RCED-92-51: Published: Feb 24, 1992. Publicly Released: Mar 26, 1992.
Pursuant to a congressional request, GAO examined the Bureau of Land Management's (BLM) performance in: (1) monitoring the impact of grazing on range conditions; and (2) taking action to change grazing conditions when needed.
GAO found that: (1) BLM has only collected monitoring data for half of the 14,000 allotments that it should have completed within the last 5 years; (2) although BLM focused its limited monitoring attention on high priority allotments, it did not complete required monitoring within the required 5-year time frame for more than 300 allotments; (3) for 14 percent of the allotments BLM collected long-term trend data, but not the more specific short-term data needed to identify specific corrective actions; (4) BLM has not used its monitoring data to change grazing levels or practices; (5) BLM range managers attribute their inability to perform required monitoring and utilize data to staff shortages and the need to perform higher priority range management tasks; and (6) BLM grazing management decisions have lacked adequate documentation to support them.
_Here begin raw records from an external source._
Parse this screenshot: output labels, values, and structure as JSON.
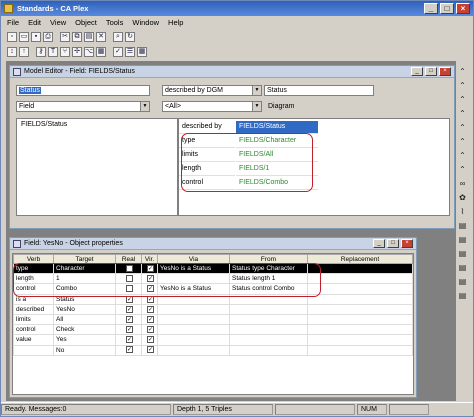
{
  "app": {
    "title": "Standards - CA Plex"
  },
  "menu": [
    "File",
    "Edit",
    "View",
    "Object",
    "Tools",
    "Window",
    "Help"
  ],
  "editor": {
    "title": "Model Editor - Field: FIELDS/Status",
    "object_value": "Status",
    "verb_value": "described by DGM",
    "target_value": "Status",
    "type_value": "Field",
    "filter_value": "<All>",
    "view_value": "Diagram",
    "left_items": [
      "FIELDS/Status"
    ],
    "rows": [
      {
        "verb": "described by",
        "target": "FIELDS/Status",
        "selected": true
      },
      {
        "verb": "type",
        "target": "FIELDS/Character"
      },
      {
        "verb": "limits",
        "target": "FIELDS/All"
      },
      {
        "verb": "length",
        "target": "FIELDS/1"
      },
      {
        "verb": "control",
        "target": "FIELDS/Combo"
      }
    ]
  },
  "props": {
    "title": "Field: YesNo - Object properties",
    "columns": [
      "Verb",
      "Target",
      "Real",
      "Vir.",
      "Via",
      "From",
      "Replacement"
    ],
    "rows": [
      {
        "verb": "type",
        "target": "Character",
        "real": false,
        "vir": true,
        "via": "YesNo is a Status",
        "from": "Status type Character",
        "repl": "",
        "black": true
      },
      {
        "verb": "length",
        "target": "1",
        "real": false,
        "vir": true,
        "via": "",
        "from": "Status length 1",
        "repl": ""
      },
      {
        "verb": "control",
        "target": "Combo",
        "real": false,
        "vir": true,
        "via": "YesNo is a Status",
        "from": "Status control Combo",
        "repl": ""
      },
      {
        "verb": "is a",
        "target": "Status",
        "real": true,
        "vir": true,
        "via": "",
        "from": "",
        "repl": ""
      },
      {
        "verb": "described",
        "target": "YesNo",
        "real": true,
        "vir": true,
        "via": "",
        "from": "",
        "repl": ""
      },
      {
        "verb": "limits",
        "target": "All",
        "real": true,
        "vir": true,
        "via": "",
        "from": "",
        "repl": ""
      },
      {
        "verb": "control",
        "target": "Check",
        "real": true,
        "vir": true,
        "via": "",
        "from": "",
        "repl": ""
      },
      {
        "verb": "value",
        "target": "Yes",
        "real": true,
        "vir": true,
        "via": "",
        "from": "",
        "repl": ""
      },
      {
        "verb": "",
        "target": "No",
        "real": true,
        "vir": true,
        "via": "",
        "from": "",
        "repl": ""
      }
    ]
  },
  "status": {
    "ready": "Ready.  Messages:0",
    "depth": "Depth 1,  5 Triples",
    "num": "NUM"
  },
  "colors": {
    "title_bar": "#2e62b8",
    "highlight_red": "#c0202a",
    "green_text": "#2a8a2a",
    "selection": "#316ac5"
  }
}
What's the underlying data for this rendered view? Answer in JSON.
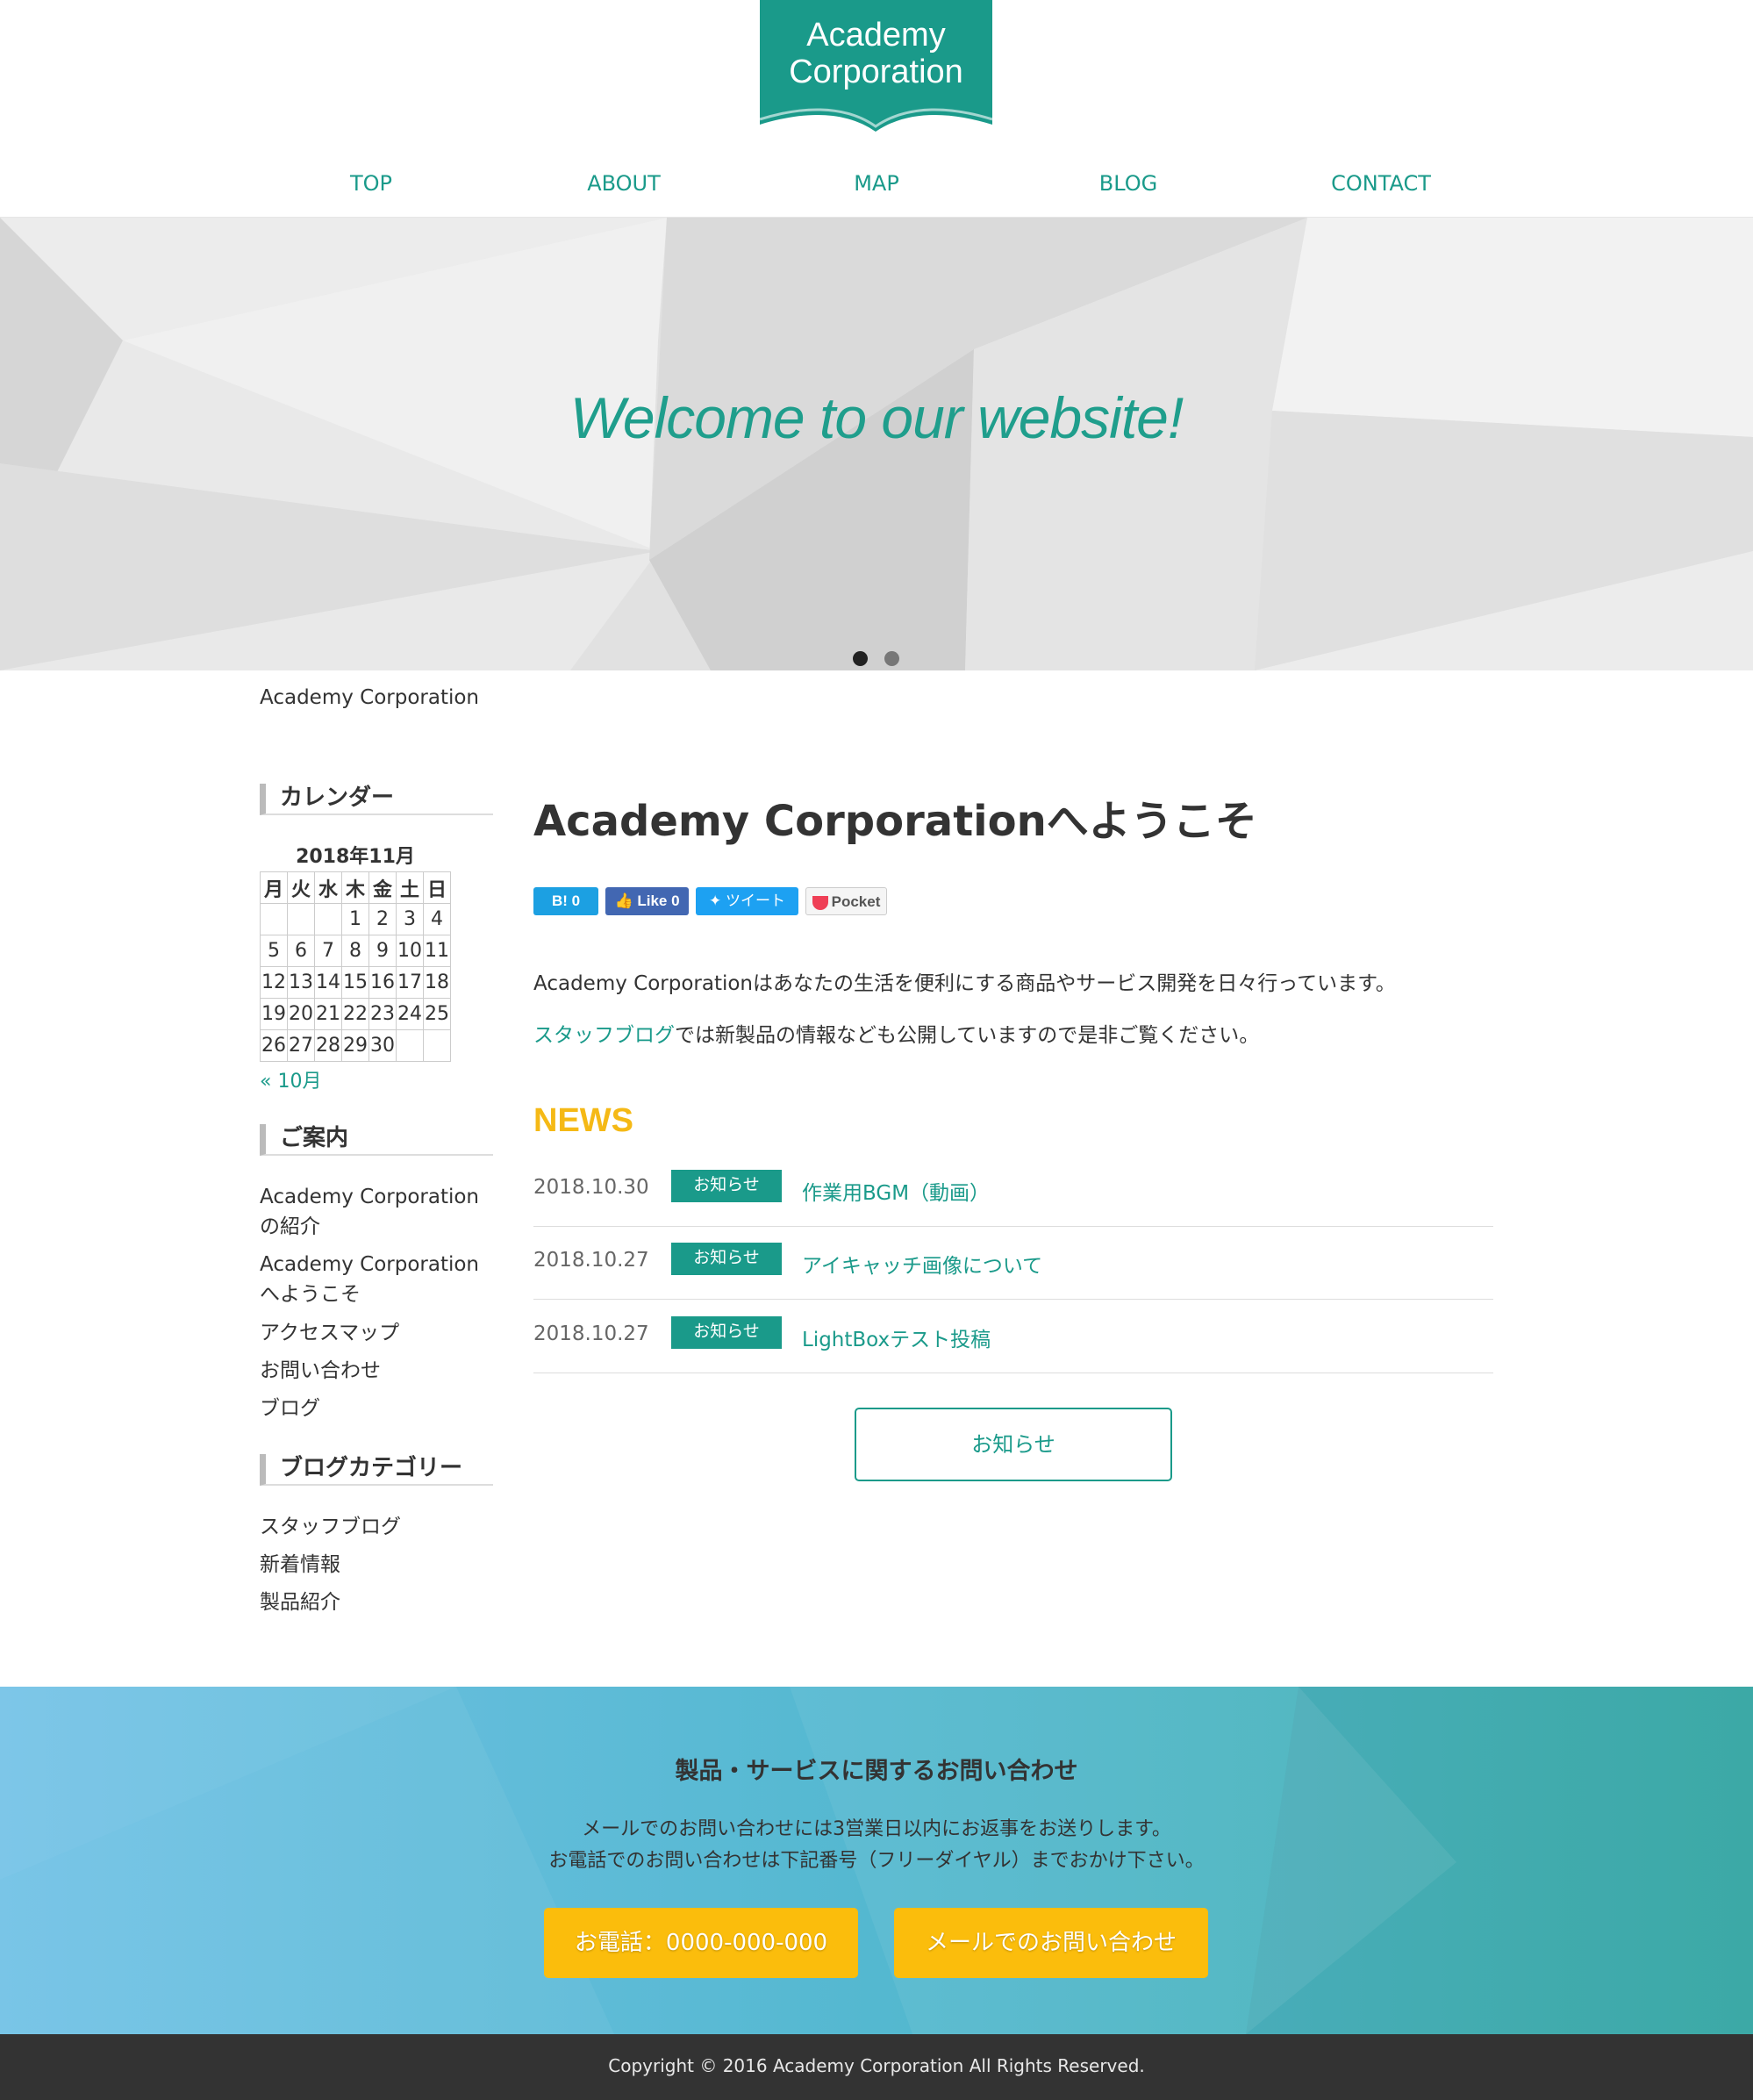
{
  "brand": {
    "line1": "Academy",
    "line2": "Corporation",
    "color": "#1a9a8a"
  },
  "nav": {
    "items": [
      "TOP",
      "ABOUT",
      "MAP",
      "BLOG",
      "CONTACT"
    ]
  },
  "hero": {
    "text": "Welcome to our website!",
    "slides_total": 2,
    "active_slide": 1
  },
  "breadcrumb": "Academy Corporation",
  "sidebar": {
    "calendar": {
      "heading": "カレンダー",
      "title": "2018年11月",
      "weekdays": [
        "月",
        "火",
        "水",
        "木",
        "金",
        "土",
        "日"
      ],
      "weeks": [
        [
          "",
          "",
          "",
          "1",
          "2",
          "3",
          "4"
        ],
        [
          "5",
          "6",
          "7",
          "8",
          "9",
          "10",
          "11"
        ],
        [
          "12",
          "13",
          "14",
          "15",
          "16",
          "17",
          "18"
        ],
        [
          "19",
          "20",
          "21",
          "22",
          "23",
          "24",
          "25"
        ],
        [
          "26",
          "27",
          "28",
          "29",
          "30",
          "",
          ""
        ]
      ],
      "prev": "« 10月"
    },
    "guide": {
      "heading": "ご案内",
      "links": [
        "Academy Corporationの紹介",
        "Academy Corporationへようこそ",
        "アクセスマップ",
        "お問い合わせ",
        "ブログ"
      ]
    },
    "categories": {
      "heading": "ブログカテゴリー",
      "links": [
        "スタッフブログ",
        "新着情報",
        "製品紹介"
      ]
    }
  },
  "main": {
    "title": "Academy Corporationへようこそ",
    "share": {
      "hatena": "B! 0",
      "facebook": "Like 0",
      "twitter": "ツイート",
      "pocket": "Pocket"
    },
    "intro": "Academy Corporationはあなたの生活を便利にする商品やサービス開発を日々行っています。",
    "intro2_link": "スタッフブログ",
    "intro2_rest": "では新製品の情報なども公開していますので是非ご覧ください。",
    "news_heading": "NEWS",
    "news": [
      {
        "date": "2018.10.30",
        "badge": "お知らせ",
        "title": "作業用BGM（動画）"
      },
      {
        "date": "2018.10.27",
        "badge": "お知らせ",
        "title": "アイキャッチ画像について"
      },
      {
        "date": "2018.10.27",
        "badge": "お知らせ",
        "title": "LightBoxテスト投稿"
      }
    ],
    "news_more": "お知らせ"
  },
  "contact": {
    "title": "製品・サービスに関するお問い合わせ",
    "line1": "メールでのお問い合わせには3営業日以内にお返事をお送りします。",
    "line2": "お電話でのお問い合わせは下記番号（フリーダイヤル）までおかけ下さい。",
    "phone_button": "お電話：0000-000-000",
    "mail_button": "メールでのお問い合わせ",
    "button_color": "#fbbd0c"
  },
  "footer": {
    "copyright": "Copyright © 2016 Academy Corporation All Rights Reserved."
  }
}
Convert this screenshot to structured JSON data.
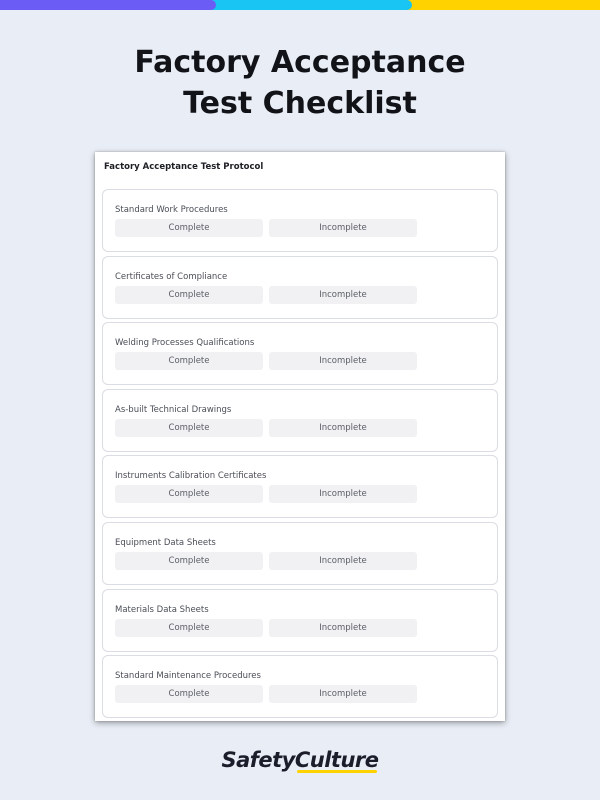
{
  "colors": {
    "background": "#e9edf5",
    "bar_purple": "#6b5cf6",
    "bar_cyan": "#18c5f3",
    "bar_yellow": "#ffd200",
    "brand_underline": "#ffd200"
  },
  "headline": {
    "line1": "Factory Acceptance",
    "line2": "Test Checklist"
  },
  "sheet": {
    "title": "Factory Acceptance Test Protocol",
    "items": [
      {
        "label": "Standard Work Procedures",
        "option_a": "Complete",
        "option_b": "Incomplete"
      },
      {
        "label": "Certificates of Compliance",
        "option_a": "Complete",
        "option_b": "Incomplete"
      },
      {
        "label": "Welding Processes Qualifications",
        "option_a": "Complete",
        "option_b": "Incomplete"
      },
      {
        "label": "As-built Technical Drawings",
        "option_a": "Complete",
        "option_b": "Incomplete"
      },
      {
        "label": "Instruments Calibration Certificates",
        "option_a": "Complete",
        "option_b": "Incomplete"
      },
      {
        "label": "Equipment Data Sheets",
        "option_a": "Complete",
        "option_b": "Incomplete"
      },
      {
        "label": "Materials Data Sheets",
        "option_a": "Complete",
        "option_b": "Incomplete"
      },
      {
        "label": "Standard Maintenance Procedures",
        "option_a": "Complete",
        "option_b": "Incomplete"
      }
    ]
  },
  "brand": {
    "part1": "Safety",
    "part2": "Culture"
  }
}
- Review Pending
- Closed - implemented
- Closed - not implemented
Matter for Congressional Consideration
Matter: A better balance between the scope of the federal grazing program and the resources available to manage it is needed if BLM is to meet all of its rangeland management responsibilities. To achieve this objective, Congress may wish to consider: (1) reducing the scope of the existing grazing program, thereby reducing BLM range management responsibilities; or (2) funding an increase in BLM range management resources. One option for offsetting the additional annual appropriations that would be necessary to increase BLM range management resources is to increase federal grazing fees.
Status: Closed - Implemented
Comments: The Administration originally announced on August 9, 1993, that it would impose higher fees and tougher environmental restrictions on ranchers who graze their cattle and sheep on public rangeland. However, the final federal range policy completed in February 1995 deleted grazing fee increases, leaving any grazing fee charges to be determined by Congress.